Jackie Clegg Dodd making big bucks … since marrying Senator Dodd
Making work pay … Washington DC style. My guess is this isn’t what Hope n Change was talking about. The Courant does the digging.
Every day we see more and more why people will spend so much money for a job that pays so little. Today’s Hartford Courant reports that Dodd’s wife, Jackie Clegg has seen her income soar since marrying the Chairman of the Senate Banking Committee. No … nothing illegal here on its surface, and in fact that is the problem. As the Courant points out, appointing the spouses or relatives of high powered Congress people to corporate boards or high paying government jobs is a “time honored tradition.”
Since the low-profile family wedding on a rise above the Connecticut River in 1999, Jackie M. Clegg Dodd’s income has quadrupled to the mid-six-figure range. All of the increase is due to her appointment as a highly compensated member of multiple corporate boards of directors.
Clegg Dodd, a former legislative aide and senior federal Export-Import Bank officer, was compensated at a rate of about $500,000 a year in 2007 and 2008 from seats on five corporate boards, according to the most recent filings by the companies to the federal Securities and Exchange Commission.
What struck as I read through the article was not so much her appointments to the boards … which come after her marriage to Dodd, but her qualifications. She lists her consulting firm as one of her qualifications but there apparently is no record of any clients in recent years.
But Clegg Dodd’s consulting firm has neither clients nor a current business phone listing. “There are no clients now and there have been no clients for three and a half years,” she said, responding to written questions.
Her only other qualifications appear to be her time as a legislative staffer on the banking committee and vice president for congressional affairs for the Export-Import Bank. These are fine indeed, but I would question whether they qualify a person to be the board member who overseas audits.
Charles Elson, who directs the corporate governance program at the
“You are held to a very high standard,” Elson said. “Basically, if you are on an audit committee you better have been an accountant.”
Still the one quote in the article that stood out for me and merely served to affirm what I have believed for so long is this one:
“In Washington, offering employment to the spouses and family members of politicians is a time-honored, if not so honorable, tradition,” said Sheila Krumholz of the nonprofit watchdog group Citizens for Responsibility and Ethics in Washington.
It’s not illegal but perhaps as long as we are talking about tougher regulations on out of control greedy corporations these days, maybe now is the time for some tougher regulations on out of control “greedy” Congress people. Seems to me these folks, Dodd and the rest, aren’t much different than the Wall Street executives they love to demonize.
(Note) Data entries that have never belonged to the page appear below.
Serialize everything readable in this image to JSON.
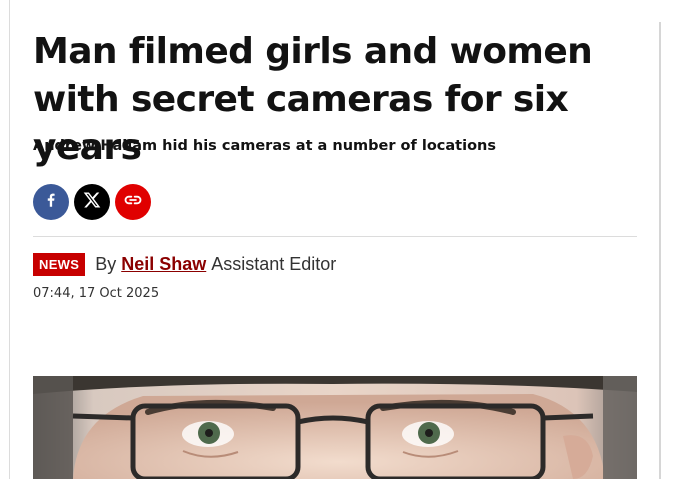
{
  "article": {
    "headline": "Man filmed girls and women with secret cameras for six years",
    "standfirst": "Andrew Hallam hid his cameras at a number of locations",
    "category_badge": "NEWS",
    "byline_prefix": "By",
    "author": "Neil Shaw",
    "author_role": "Assistant Editor",
    "published": "07:44, 17 Oct 2025"
  },
  "share": {
    "buttons": [
      {
        "network": "facebook",
        "icon": "facebook-icon",
        "color": "#3b5998"
      },
      {
        "network": "x",
        "icon": "x-icon",
        "color": "#000000"
      },
      {
        "network": "copy-link",
        "icon": "link-icon",
        "color": "#e00000"
      }
    ]
  },
  "colors": {
    "badge": "#c70000",
    "author_link": "#8b0000"
  }
}
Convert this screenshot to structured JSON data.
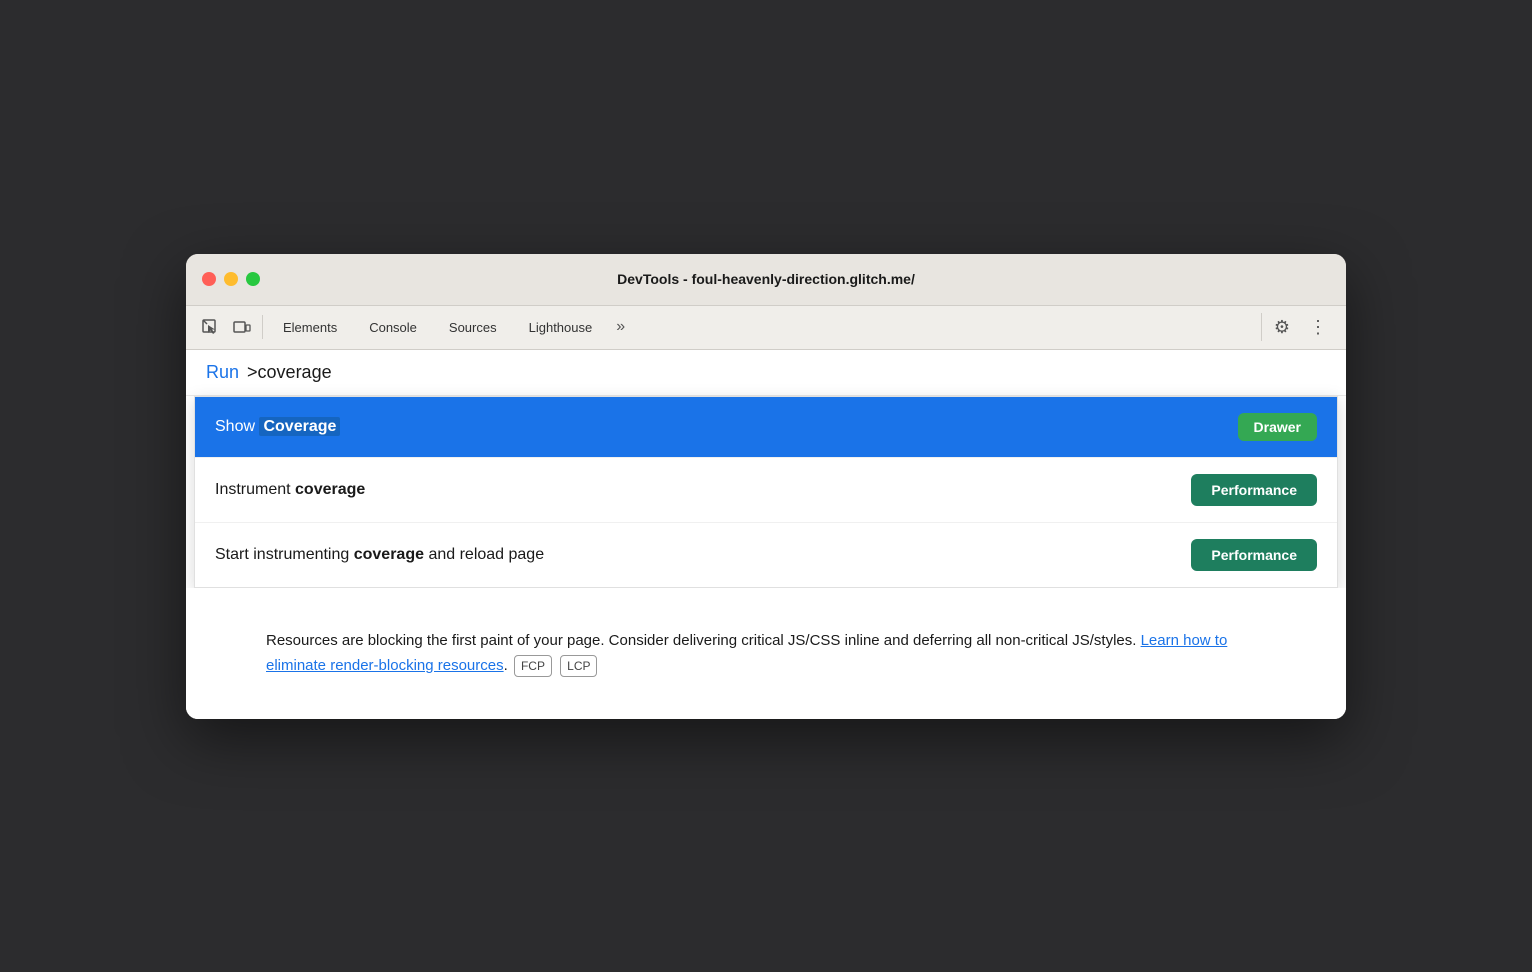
{
  "window": {
    "title": "DevTools - foul-heavenly-direction.glitch.me/"
  },
  "toolbar": {
    "tabs": [
      {
        "label": "Elements"
      },
      {
        "label": "Console"
      },
      {
        "label": "Sources"
      },
      {
        "label": "Lighthouse"
      }
    ],
    "more_label": "»",
    "gear_icon": "⚙",
    "more_icon": "⋮"
  },
  "command_bar": {
    "run_label": "Run",
    "input_value": ">coverage"
  },
  "dropdown": {
    "items": [
      {
        "text_before": "Show ",
        "text_bold": "Coverage",
        "text_after": "",
        "badge": "Drawer",
        "badge_type": "drawer",
        "highlighted": true
      },
      {
        "text_before": "Instrument ",
        "text_bold": "coverage",
        "text_after": "",
        "badge": "Performance",
        "badge_type": "performance",
        "highlighted": false
      },
      {
        "text_before": "Start instrumenting ",
        "text_bold": "coverage",
        "text_after": " and reload page",
        "badge": "Performance",
        "badge_type": "performance",
        "highlighted": false
      }
    ]
  },
  "main_content": {
    "paragraph": "Resources are blocking the first paint of your page. Consider delivering critical JS/CSS inline and deferring all non-critical JS/styles.",
    "link_text": "Learn how to eliminate render-blocking resources",
    "link_suffix": ".",
    "tags": [
      "FCP",
      "LCP"
    ]
  }
}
Washington insiders who game the system to their advantage. The difference of course is these folks have an affinity for spending our money and our children’s money while lining their pockets and presumably their children’s pockets as well. Come to think of it … maybe there isn’t a difference.
It just may be time for term limits. Now that’s a regulation you can count on.
It wasn't all that long ago that we heard about Michelle Obama's winfall of some $63K from the University of Chicago Hospitals for … well … nothing … right? When is it that we are going to hold these people accountable for their riches on us? It's one thing when the private sector offers a product for their riches, but what is our government offering us other than more debt? How is all of this so different from the Madoff situation? Oh, yeah thats right, Madoff deceived his investors. And what would we call the deceptions of our Congress and Senate? Oh, sorry … I forgot …. this falls under the Geithner excuse … it was an honest mistake. Give me a break!
Funny, I was just thinking about term limits earlier today, thinking how corrupting it is to allow these Senators and Congress people to serve perennially. But, what should these term limits be? Two terms for a senator is 12 years….that's really too long, for many reasons. One, from the senator's point of view, is it's a long time not having a regular job (hah!). It might be hard to find normal work afterwards – although most seem to morph into "consulting" or lobbying jobs without difficulty. The other reason is that 12 years is more than enough time to get sucked into a corroded system. I propose they change the terms to four or five years, and they can serve two terms. After another four or five years out of office they can run again, provided they had stayed out of Washington.
The term limits of Congressmen and women are not so much an issue because it's a two year term. Maybe 5 terms maximum, just to be fair and balanced!
If Dodd is so damnably clever at taking advantage of the system, maybe he should channel a bit of that cleverness into doing his job correctly, i.e. not screwing up the banking system.
“It could probably be shown by facts and figures that there is no distinctly native American criminal class except Congress.” – Mark Twain
True then – true now.
it is so intriguing how a single layer in a waitress sandwhich can become a member of "several" boards of directors. Jackie must have a "special seasoning and be properly spread………"
Chris and Jackie Clegg Dodd should be as frank as George Washington Plunkitt of Tammany Hall who said: "I seen my opportunities and I took 'em."